I sincerely hope that it is being monitored what our young people are doing instead of going to University, given the huge intake drop. If people are not going to University because of choice, we cannot fail the next generation by not providing quality further education and training opportunities and support to make sure they are well equipped and have the skills necessary to enter the labour market.

Meanwhile, the One Show on BBC1, broadcasted on Monday 24th October (video only available for a limited time) revealed that when interest payments are taken into account, people who take out the maximum loan amount could find themselves paying £75,000 in debt.

Another survey has revealed that 10% will be put off going to University because of the new fees system that will start from next year onwards.

Coalition in denial about child poverty

Brent Labour is concerned about the impact of the Lib Dem and Conservative policies that are putting more people into poverty.

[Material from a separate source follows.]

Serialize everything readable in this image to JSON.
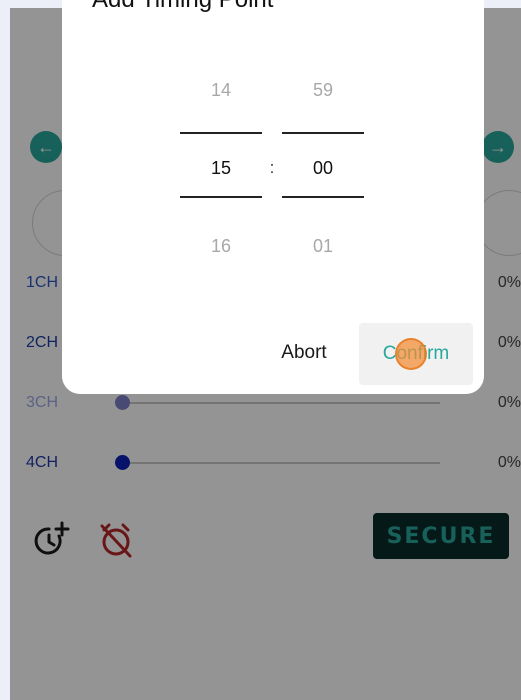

The renowned Institute for Fiscal Studies (IFS) has produced a report which says that the UK is seeing a big rise in poverty and that 600,000 more children will be pushed into poverty.

With one in three children living in poverty in Brent, Labour is concerned that the Coalition Government is making things worse for our future generations.

Lead member for Children and Families Cllr Mary Arnold said,

“Changes to tax credits for working families, reduction in childcare grants, increasing VAT, scrapping of Building Schools for the Future, fewer opportunities for apprenticeships than Labour proposed, slashing the Education Maintenance Allowance and the trebling of tuition fees is making it more difficult for the next generation to reach their aspirations.”

Leader of Brent Council, Cllr Ann John OBE said,

“It is not fair that that people are being affected in this way, when at the same time, the Government has refused to continue the Bankers Bonus Tax that was in place last year and could be used right now to help pay off the deficit. There is a fairer way to address this deficit; a Plan B, which the Government are not looking into.”